== Material supplied ==
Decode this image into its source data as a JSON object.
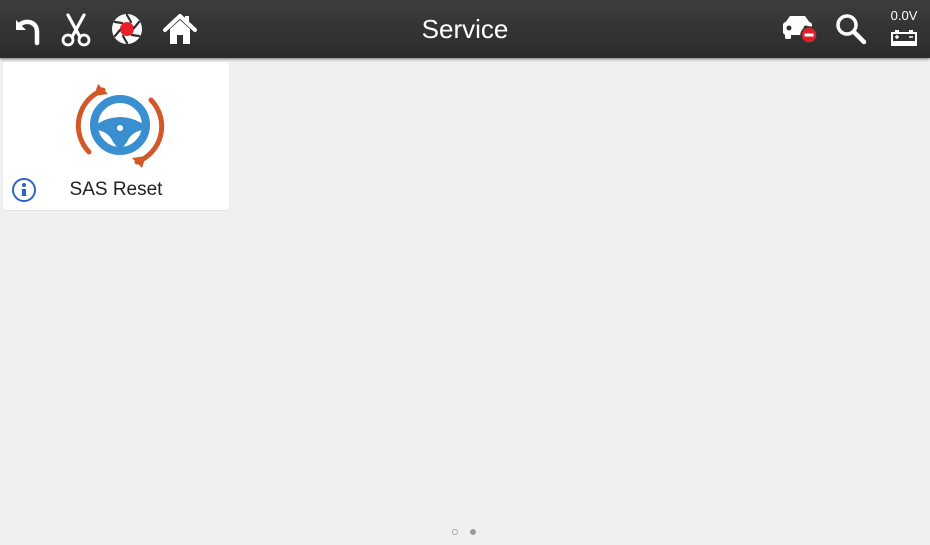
{
  "header": {
    "title": "Service",
    "battery_voltage": "0.0V",
    "icons": {
      "back": "back-arrow-icon",
      "cut": "scissors-icon",
      "record": "record-shutter-icon",
      "home": "home-icon",
      "vehicle": "vehicle-disconnected-icon",
      "search": "search-icon",
      "battery": "battery-icon"
    }
  },
  "functions": [
    {
      "label": "SAS Reset",
      "icon": "steering-wheel-reset-icon",
      "info_icon": "info-icon"
    }
  ],
  "pagination": {
    "pages": 2,
    "current_page": 2
  },
  "colors": {
    "toolbar": "#333333",
    "background": "#f0f0f0",
    "wheel_blue": "#3a8fd0",
    "arrow_orange": "#d2582a",
    "record_red": "#e8202a",
    "status_red": "#e0202a",
    "info_blue": "#2f64c4"
  }
}
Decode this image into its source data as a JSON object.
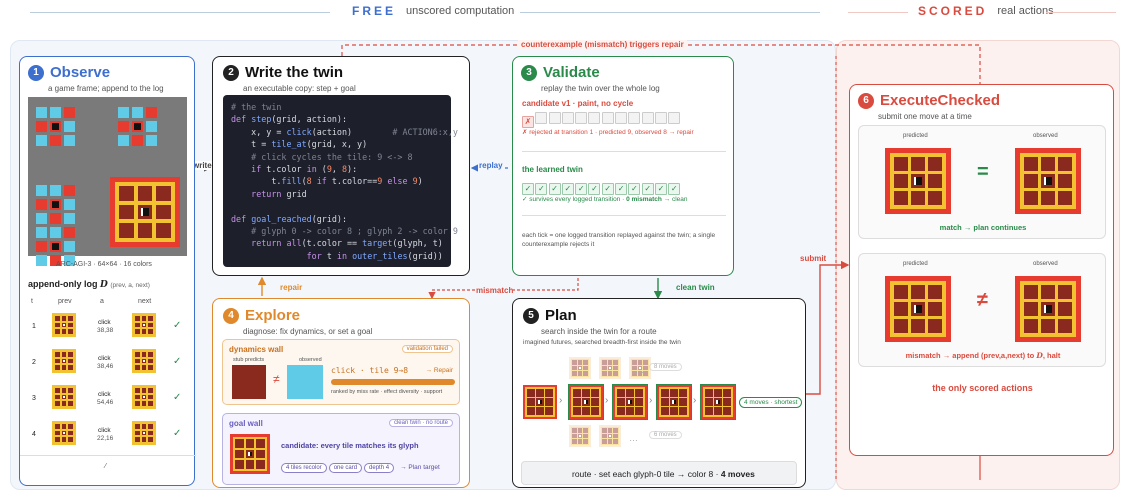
{
  "header": {
    "free_label": "FREE",
    "free_caption": "unscored computation",
    "scored_label": "SCORED",
    "scored_caption": "real actions"
  },
  "colors": {
    "free": "#3d6fcf",
    "scored": "#d94b3f",
    "validate": "#2a8a4a",
    "explore": "#e0892c",
    "goal": "#6a5fc1"
  },
  "connectors": {
    "counterexample": "counterexample (mismatch) triggers repair",
    "write": "write",
    "replay": "replay",
    "repair": "repair",
    "mismatch": "mismatch",
    "clean_twin": "clean twin",
    "submit": "submit"
  },
  "observe": {
    "num": "1",
    "title": "Observe",
    "subtitle": "a game frame; append to the log",
    "frame_caption": "ARC-AGI-3 · 64×64 · 16 colors",
    "log_title": "append-only log",
    "log_symbol": "D",
    "log_args": "(prev, a, next)",
    "cols": [
      "t",
      "prev",
      "a",
      "next"
    ],
    "rows": [
      {
        "t": "1",
        "a1": "click",
        "a2": "38,38",
        "check": "✓"
      },
      {
        "t": "2",
        "a1": "click",
        "a2": "38,46",
        "check": "✓"
      },
      {
        "t": "3",
        "a1": "click",
        "a2": "54,46",
        "check": "✓"
      },
      {
        "t": "4",
        "a1": "click",
        "a2": "22,16",
        "check": "✓"
      }
    ],
    "ellipsis": "⁄"
  },
  "twin": {
    "num": "2",
    "title": "Write the twin",
    "subtitle": "an executable copy: step + goal",
    "code": [
      "# the twin",
      "def step(grid, action):",
      "    x, y = click(action)        # ACTION6:x,y",
      "    t = tile_at(grid, x, y)",
      "    # click cycles the tile: 9 <-> 8",
      "    if t.color in (9, 8):",
      "        t.fill(8 if t.color==9 else 9)",
      "    return grid",
      "",
      "def goal_reached(grid):",
      "    # glyph 0 -> color 8 ; glyph 2 -> color 9",
      "    return all(t.color == target(glyph, t)",
      "               for t in outer_tiles(grid))"
    ]
  },
  "validate": {
    "num": "3",
    "title": "Validate",
    "subtitle": "replay the twin over the whole log",
    "candidate": "candidate v1 · paint, no cycle",
    "rejected": "✗ rejected at transition 1 · predicted 9, observed 8  → repair",
    "learned": "the learned twin",
    "survives": "✓ survives every logged transition · ",
    "survives_bold": "0 mismatch",
    "survives_end": " → clean",
    "note": "each tick = one logged transition replayed against the twin; a single counterexample rejects it",
    "fail_mark": "✗",
    "pass_mark": "✓"
  },
  "explore": {
    "num": "4",
    "title": "Explore",
    "subtitle": "diagnose: fix dynamics, or set a goal",
    "dyn_title": "dynamics wall",
    "dyn_badge": "validation failed",
    "stub": "stub predicts",
    "observed": "observed",
    "neq": "≠",
    "click_tile": "click · tile 9→8",
    "repair_arrow": "→ Repair",
    "ranked": "ranked by miss rate · effect diversity · support",
    "goal_title": "goal wall",
    "goal_badge": "clean twin · no route",
    "candidate": "candidate: every tile matches its glyph",
    "pills": [
      "4 tiles recolor",
      "one card",
      "depth 4"
    ],
    "plan_target": "→ Plan target"
  },
  "plan": {
    "num": "5",
    "title": "Plan",
    "subtitle": "search inside the twin for a route",
    "caption": "imagined futures, searched breadth-first inside the twin",
    "upper_moves": "8 moves",
    "lower_moves": "6 moves",
    "dots": "…",
    "shortest": "4 moves · shortest",
    "route": "route · set each glyph-0 tile → color 8 · ",
    "route_bold": "4 moves"
  },
  "execute": {
    "num": "6",
    "title": "ExecuteChecked",
    "subtitle": "submit one move at a time",
    "predicted": "predicted",
    "observed": "observed",
    "eq": "=",
    "neq": "≠",
    "match": "match → plan continues",
    "mismatch": "mismatch → append (prev,a,next) to ",
    "mismatch_sym": "D",
    "mismatch_end": ", halt",
    "only": "the only scored actions"
  }
}
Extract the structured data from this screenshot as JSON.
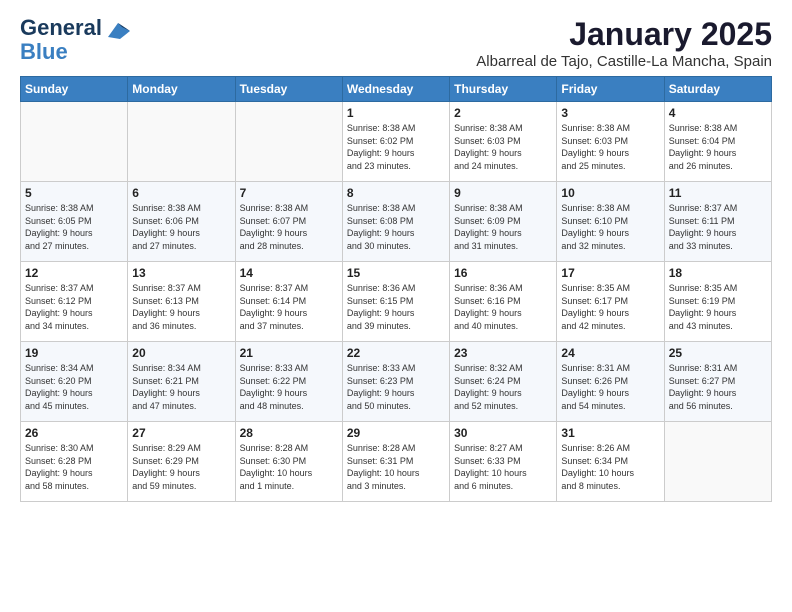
{
  "header": {
    "logo_line1": "General",
    "logo_line2": "Blue",
    "month": "January 2025",
    "location": "Albarreal de Tajo, Castille-La Mancha, Spain"
  },
  "weekdays": [
    "Sunday",
    "Monday",
    "Tuesday",
    "Wednesday",
    "Thursday",
    "Friday",
    "Saturday"
  ],
  "weeks": [
    [
      {
        "day": "",
        "info": ""
      },
      {
        "day": "",
        "info": ""
      },
      {
        "day": "",
        "info": ""
      },
      {
        "day": "1",
        "info": "Sunrise: 8:38 AM\nSunset: 6:02 PM\nDaylight: 9 hours\nand 23 minutes."
      },
      {
        "day": "2",
        "info": "Sunrise: 8:38 AM\nSunset: 6:03 PM\nDaylight: 9 hours\nand 24 minutes."
      },
      {
        "day": "3",
        "info": "Sunrise: 8:38 AM\nSunset: 6:03 PM\nDaylight: 9 hours\nand 25 minutes."
      },
      {
        "day": "4",
        "info": "Sunrise: 8:38 AM\nSunset: 6:04 PM\nDaylight: 9 hours\nand 26 minutes."
      }
    ],
    [
      {
        "day": "5",
        "info": "Sunrise: 8:38 AM\nSunset: 6:05 PM\nDaylight: 9 hours\nand 27 minutes."
      },
      {
        "day": "6",
        "info": "Sunrise: 8:38 AM\nSunset: 6:06 PM\nDaylight: 9 hours\nand 27 minutes."
      },
      {
        "day": "7",
        "info": "Sunrise: 8:38 AM\nSunset: 6:07 PM\nDaylight: 9 hours\nand 28 minutes."
      },
      {
        "day": "8",
        "info": "Sunrise: 8:38 AM\nSunset: 6:08 PM\nDaylight: 9 hours\nand 30 minutes."
      },
      {
        "day": "9",
        "info": "Sunrise: 8:38 AM\nSunset: 6:09 PM\nDaylight: 9 hours\nand 31 minutes."
      },
      {
        "day": "10",
        "info": "Sunrise: 8:38 AM\nSunset: 6:10 PM\nDaylight: 9 hours\nand 32 minutes."
      },
      {
        "day": "11",
        "info": "Sunrise: 8:37 AM\nSunset: 6:11 PM\nDaylight: 9 hours\nand 33 minutes."
      }
    ],
    [
      {
        "day": "12",
        "info": "Sunrise: 8:37 AM\nSunset: 6:12 PM\nDaylight: 9 hours\nand 34 minutes."
      },
      {
        "day": "13",
        "info": "Sunrise: 8:37 AM\nSunset: 6:13 PM\nDaylight: 9 hours\nand 36 minutes."
      },
      {
        "day": "14",
        "info": "Sunrise: 8:37 AM\nSunset: 6:14 PM\nDaylight: 9 hours\nand 37 minutes."
      },
      {
        "day": "15",
        "info": "Sunrise: 8:36 AM\nSunset: 6:15 PM\nDaylight: 9 hours\nand 39 minutes."
      },
      {
        "day": "16",
        "info": "Sunrise: 8:36 AM\nSunset: 6:16 PM\nDaylight: 9 hours\nand 40 minutes."
      },
      {
        "day": "17",
        "info": "Sunrise: 8:35 AM\nSunset: 6:17 PM\nDaylight: 9 hours\nand 42 minutes."
      },
      {
        "day": "18",
        "info": "Sunrise: 8:35 AM\nSunset: 6:19 PM\nDaylight: 9 hours\nand 43 minutes."
      }
    ],
    [
      {
        "day": "19",
        "info": "Sunrise: 8:34 AM\nSunset: 6:20 PM\nDaylight: 9 hours\nand 45 minutes."
      },
      {
        "day": "20",
        "info": "Sunrise: 8:34 AM\nSunset: 6:21 PM\nDaylight: 9 hours\nand 47 minutes."
      },
      {
        "day": "21",
        "info": "Sunrise: 8:33 AM\nSunset: 6:22 PM\nDaylight: 9 hours\nand 48 minutes."
      },
      {
        "day": "22",
        "info": "Sunrise: 8:33 AM\nSunset: 6:23 PM\nDaylight: 9 hours\nand 50 minutes."
      },
      {
        "day": "23",
        "info": "Sunrise: 8:32 AM\nSunset: 6:24 PM\nDaylight: 9 hours\nand 52 minutes."
      },
      {
        "day": "24",
        "info": "Sunrise: 8:31 AM\nSunset: 6:26 PM\nDaylight: 9 hours\nand 54 minutes."
      },
      {
        "day": "25",
        "info": "Sunrise: 8:31 AM\nSunset: 6:27 PM\nDaylight: 9 hours\nand 56 minutes."
      }
    ],
    [
      {
        "day": "26",
        "info": "Sunrise: 8:30 AM\nSunset: 6:28 PM\nDaylight: 9 hours\nand 58 minutes."
      },
      {
        "day": "27",
        "info": "Sunrise: 8:29 AM\nSunset: 6:29 PM\nDaylight: 9 hours\nand 59 minutes."
      },
      {
        "day": "28",
        "info": "Sunrise: 8:28 AM\nSunset: 6:30 PM\nDaylight: 10 hours\nand 1 minute."
      },
      {
        "day": "29",
        "info": "Sunrise: 8:28 AM\nSunset: 6:31 PM\nDaylight: 10 hours\nand 3 minutes."
      },
      {
        "day": "30",
        "info": "Sunrise: 8:27 AM\nSunset: 6:33 PM\nDaylight: 10 hours\nand 6 minutes."
      },
      {
        "day": "31",
        "info": "Sunrise: 8:26 AM\nSunset: 6:34 PM\nDaylight: 10 hours\nand 8 minutes."
      },
      {
        "day": "",
        "info": ""
      }
    ]
  ]
}
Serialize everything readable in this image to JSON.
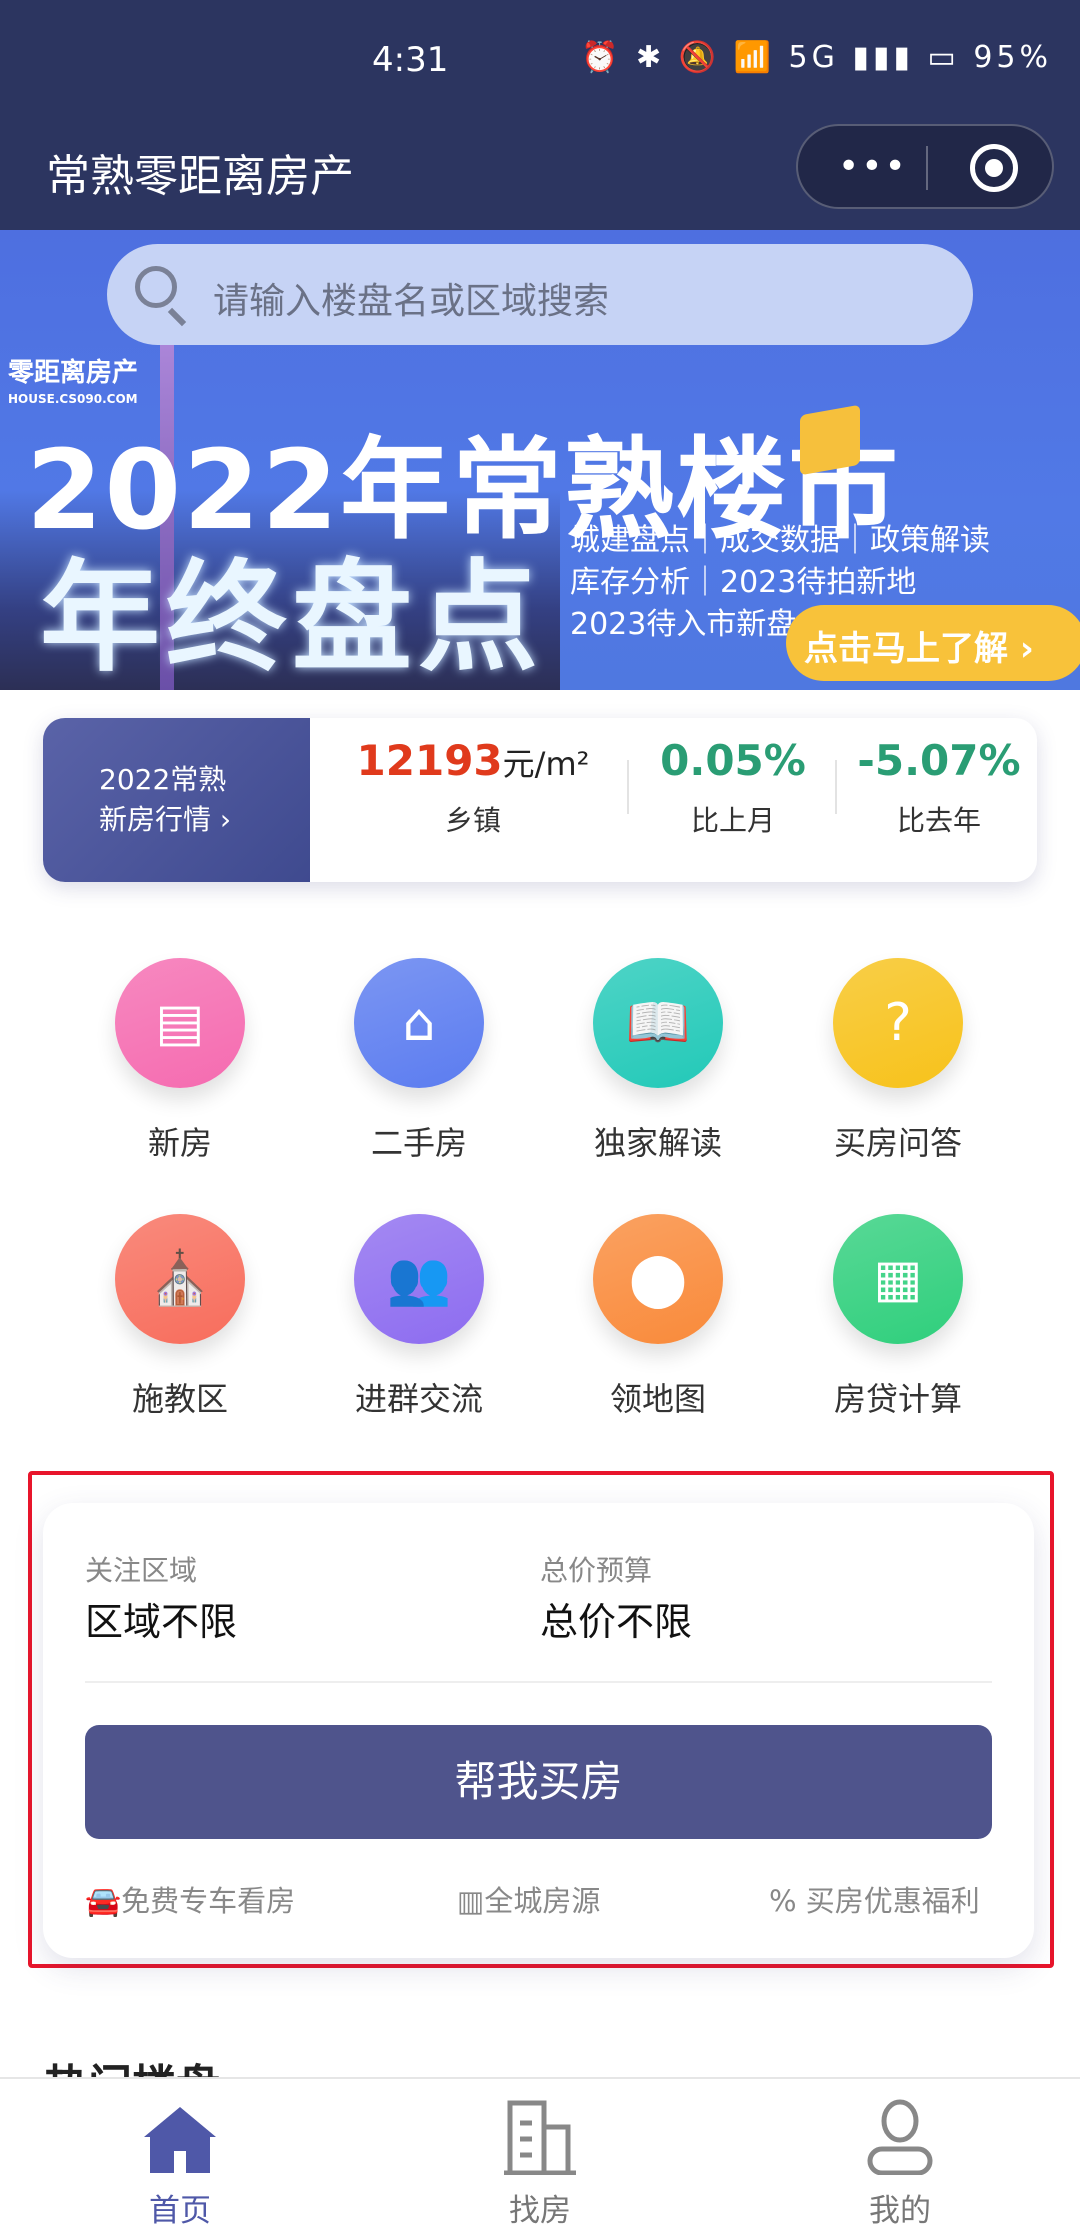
{
  "status_bar": {
    "time": "4:31",
    "icons": "⏰ ✱ 🔕 📶 5G ▮▮▮ ▭",
    "battery": "95%"
  },
  "header": {
    "title": "常熟零距离房产",
    "more_icon": "•••",
    "target_icon": "record-icon"
  },
  "search": {
    "placeholder": "请输入楼盘名或区域搜索"
  },
  "banner": {
    "logo": "零距离房产",
    "logo_sub": "HOUSE.CS090.COM",
    "title1": "2022年常熟楼市",
    "title2": "年终盘点",
    "lines": [
      "城建盘点｜成交数据｜政策解读",
      "库存分析｜2023待拍新地",
      "2023待入市新盘"
    ],
    "cta": "点击马上了解 ›"
  },
  "market": {
    "label_line1": "2022常熟",
    "label_line2": "新房行情 ›",
    "price": "12193",
    "price_unit": "元/m²",
    "price_label": "乡镇",
    "mom": "0.05%",
    "mom_label": "比上月",
    "yoy": "-5.07%",
    "yoy_label": "比去年",
    "colors": {
      "price": "#e03a1c",
      "change": "#2a9d74"
    }
  },
  "grid": [
    {
      "label": "新房",
      "icon": "building-icon",
      "color": "#f56bb0"
    },
    {
      "label": "二手房",
      "icon": "house-tie-icon",
      "color": "#5b7cf0"
    },
    {
      "label": "独家解读",
      "icon": "book-icon",
      "color": "#22c9b8"
    },
    {
      "label": "买房问答",
      "icon": "question-bubble-icon",
      "color": "#f7c21a"
    },
    {
      "label": "施教区",
      "icon": "school-icon",
      "color": "#f86d5c"
    },
    {
      "label": "进群交流",
      "icon": "group-icon",
      "color": "#8d6cf0"
    },
    {
      "label": "领地图",
      "icon": "map-pin-icon",
      "color": "#f98a3a"
    },
    {
      "label": "房贷计算",
      "icon": "calculator-icon",
      "color": "#2fcf7c"
    }
  ],
  "buy_card": {
    "area_label": "关注区域",
    "area_value": "区域不限",
    "budget_label": "总价预算",
    "budget_value": "总价不限",
    "button": "帮我买房",
    "features": [
      "免费专车看房",
      "全城房源",
      "买房优惠福利"
    ]
  },
  "section_title": "热门楼盘",
  "tabbar": [
    {
      "label": "首页",
      "active": true
    },
    {
      "label": "找房"
    },
    {
      "label": "我的"
    }
  ],
  "accent": "#4f548c"
}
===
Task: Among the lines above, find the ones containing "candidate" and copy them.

Task solution:
    "candidate": "candidate v1 · paint, no cycle",
    "candidate": "candidate: every tile matches its glyph",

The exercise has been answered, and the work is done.